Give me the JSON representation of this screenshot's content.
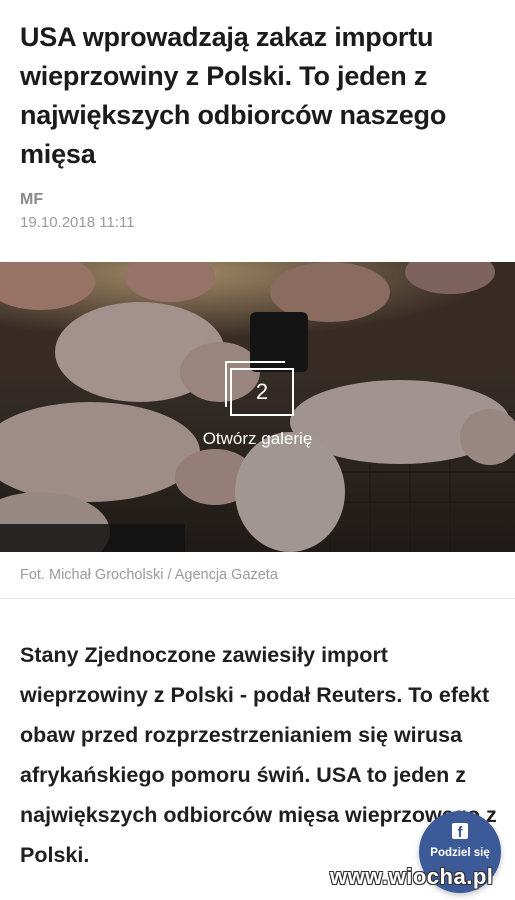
{
  "article": {
    "title": "USA wprowadzają zakaz importu wieprzowiny z Polski. To jeden z największych odbiorców naszego mięsa",
    "author": "MF",
    "date": "19.10.2018 11:11"
  },
  "gallery": {
    "count": "2",
    "label": "Otwórz galerię",
    "icon": "gallery-stack-icon"
  },
  "photo_credit": "Fot. Michał Grocholski / Agencja Gazeta",
  "lead": "Stany Zjednoczone zawiesiły import wieprzowiny z Polski - podał Reuters. To efekt obaw przed rozprzestrzenianiem się wirusa afrykańskiego pomoru świń. USA to jeden z największych odbiorców mięsa wieprzowego z Polski.",
  "share": {
    "label": "Podziel się",
    "icon": "facebook-icon",
    "icon_glyph": "f",
    "color": "#3d5a98"
  },
  "watermark": "www.wiocha.pl"
}
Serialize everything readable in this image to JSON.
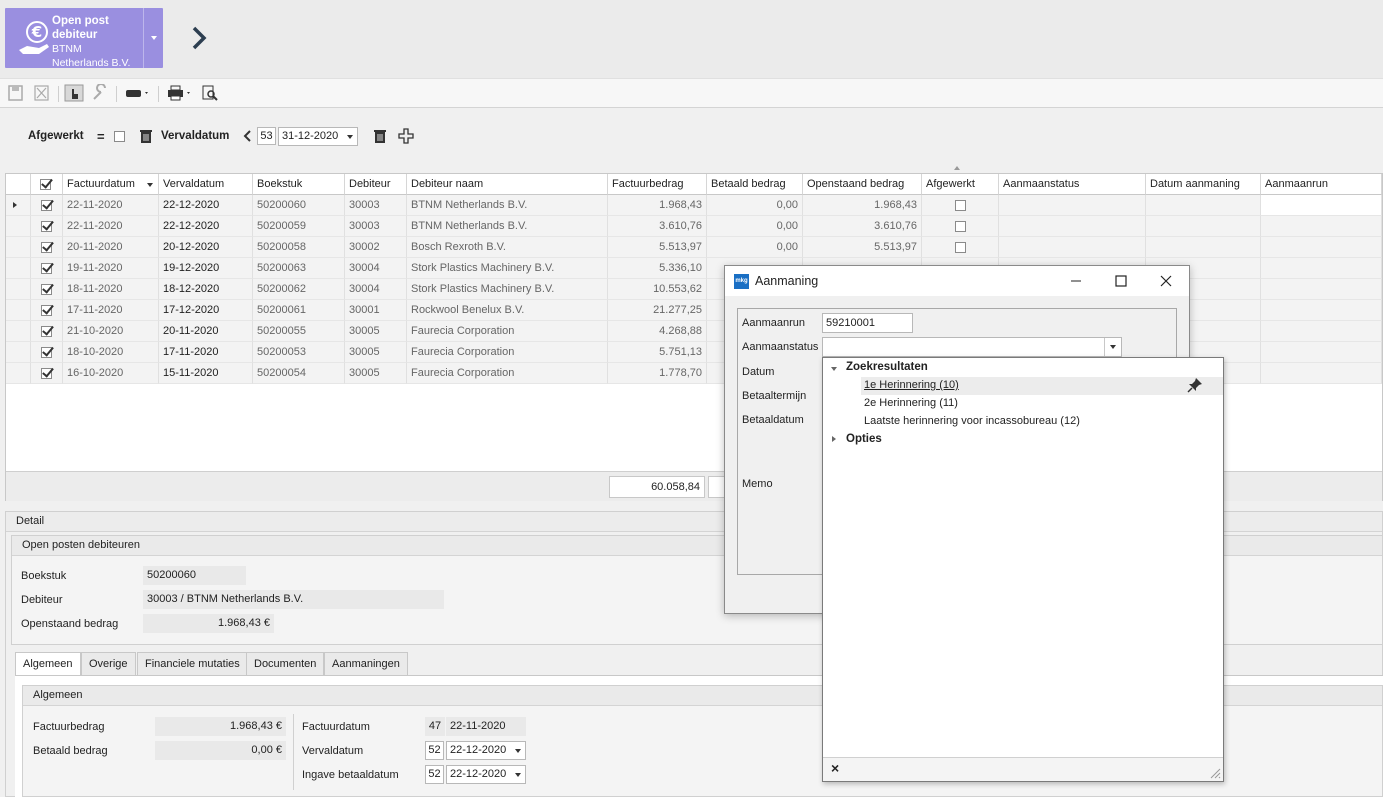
{
  "app": {
    "title": "Open post debiteur",
    "company": "BTNM Netherlands B.V."
  },
  "filter": {
    "afgewerkt_label": "Afgewerkt",
    "vervaldatum_label": "Vervaldatum",
    "week": "53",
    "date": "31-12-2020"
  },
  "grid": {
    "columns": [
      "Factuurdatum",
      "Vervaldatum",
      "Boekstuk",
      "Debiteur",
      "Debiteur naam",
      "Factuurbedrag",
      "Betaald bedrag",
      "Openstaand bedrag",
      "Afgewerkt",
      "Aanmaanstatus",
      "Datum aanmaning",
      "Aanmaanrun"
    ],
    "rows": [
      {
        "factuurdatum": "22-11-2020",
        "vervaldatum": "22-12-2020",
        "boekstuk": "50200060",
        "debiteur": "30003",
        "naam": "BTNM Netherlands B.V.",
        "factuurbedrag": "1.968,43",
        "betaald": "0,00",
        "openstaand": "1.968,43"
      },
      {
        "factuurdatum": "22-11-2020",
        "vervaldatum": "22-12-2020",
        "boekstuk": "50200059",
        "debiteur": "30003",
        "naam": "BTNM Netherlands B.V.",
        "factuurbedrag": "3.610,76",
        "betaald": "0,00",
        "openstaand": "3.610,76"
      },
      {
        "factuurdatum": "20-11-2020",
        "vervaldatum": "20-12-2020",
        "boekstuk": "50200058",
        "debiteur": "30002",
        "naam": "Bosch Rexroth B.V.",
        "factuurbedrag": "5.513,97",
        "betaald": "0,00",
        "openstaand": "5.513,97"
      },
      {
        "factuurdatum": "19-11-2020",
        "vervaldatum": "19-12-2020",
        "boekstuk": "50200063",
        "debiteur": "30004",
        "naam": "Stork Plastics Machinery B.V.",
        "factuurbedrag": "5.336,10",
        "betaald": "",
        "openstaand": ""
      },
      {
        "factuurdatum": "18-11-2020",
        "vervaldatum": "18-12-2020",
        "boekstuk": "50200062",
        "debiteur": "30004",
        "naam": "Stork Plastics Machinery B.V.",
        "factuurbedrag": "10.553,62",
        "betaald": "",
        "openstaand": ""
      },
      {
        "factuurdatum": "17-11-2020",
        "vervaldatum": "17-12-2020",
        "boekstuk": "50200061",
        "debiteur": "30001",
        "naam": "Rockwool Benelux B.V.",
        "factuurbedrag": "21.277,25",
        "betaald": "",
        "openstaand": ""
      },
      {
        "factuurdatum": "21-10-2020",
        "vervaldatum": "20-11-2020",
        "boekstuk": "50200055",
        "debiteur": "30005",
        "naam": "Faurecia Corporation",
        "factuurbedrag": "4.268,88",
        "betaald": "",
        "openstaand": ""
      },
      {
        "factuurdatum": "18-10-2020",
        "vervaldatum": "17-11-2020",
        "boekstuk": "50200053",
        "debiteur": "30005",
        "naam": "Faurecia Corporation",
        "factuurbedrag": "5.751,13",
        "betaald": "",
        "openstaand": ""
      },
      {
        "factuurdatum": "16-10-2020",
        "vervaldatum": "15-11-2020",
        "boekstuk": "50200054",
        "debiteur": "30005",
        "naam": "Faurecia Corporation",
        "factuurbedrag": "1.778,70",
        "betaald": "",
        "openstaand": ""
      }
    ],
    "total_factuurbedrag": "60.058,84"
  },
  "detail": {
    "section_label": "Detail",
    "panel_title": "Open posten debiteuren",
    "boekstuk_label": "Boekstuk",
    "boekstuk": "50200060",
    "debiteur_label": "Debiteur",
    "debiteur": "30003 / BTNM Netherlands B.V.",
    "openstaand_label": "Openstaand bedrag",
    "openstaand": "1.968,43 €",
    "tabs": [
      "Algemeen",
      "Overige",
      "Financiele mutaties",
      "Documenten",
      "Aanmaningen"
    ],
    "algemeen": {
      "title": "Algemeen",
      "factuurbedrag_label": "Factuurbedrag",
      "factuurbedrag": "1.968,43 €",
      "betaald_label": "Betaald bedrag",
      "betaald": "0,00 €",
      "factuurdatum_label": "Factuurdatum",
      "factuurdatum_week": "47",
      "factuurdatum": "22-11-2020",
      "vervaldatum_label": "Vervaldatum",
      "vervaldatum_week": "52",
      "vervaldatum": "22-12-2020",
      "ingave_label": "Ingave betaaldatum",
      "ingave_week": "52",
      "ingave": "22-12-2020"
    }
  },
  "dialog": {
    "icon_text": "mkg",
    "title": "Aanmaning",
    "aanmaanrun_label": "Aanmaanrun",
    "aanmaanrun": "59210001",
    "aanmaanstatus_label": "Aanmaanstatus",
    "aanmaanstatus": "",
    "datum_label": "Datum",
    "betaaltermijn_label": "Betaaltermijn",
    "betaaldatum_label": "Betaaldatum",
    "memo_label": "Memo"
  },
  "popup": {
    "group1": "Zoekresultaten",
    "items": [
      "1e Herinnering (10)",
      "2e Herinnering (11)",
      "Laatste herinnering voor incassobureau (12)"
    ],
    "group2": "Opties",
    "close_label": "×"
  }
}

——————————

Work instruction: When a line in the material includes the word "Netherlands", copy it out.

Problem solution:
    "company": "BTNM Netherlands B.V."
        "naam": "BTNM Netherlands B.V.",
        "naam": "BTNM Netherlands B.V.",
    "debiteur": "30003 / BTNM Netherlands B.V.",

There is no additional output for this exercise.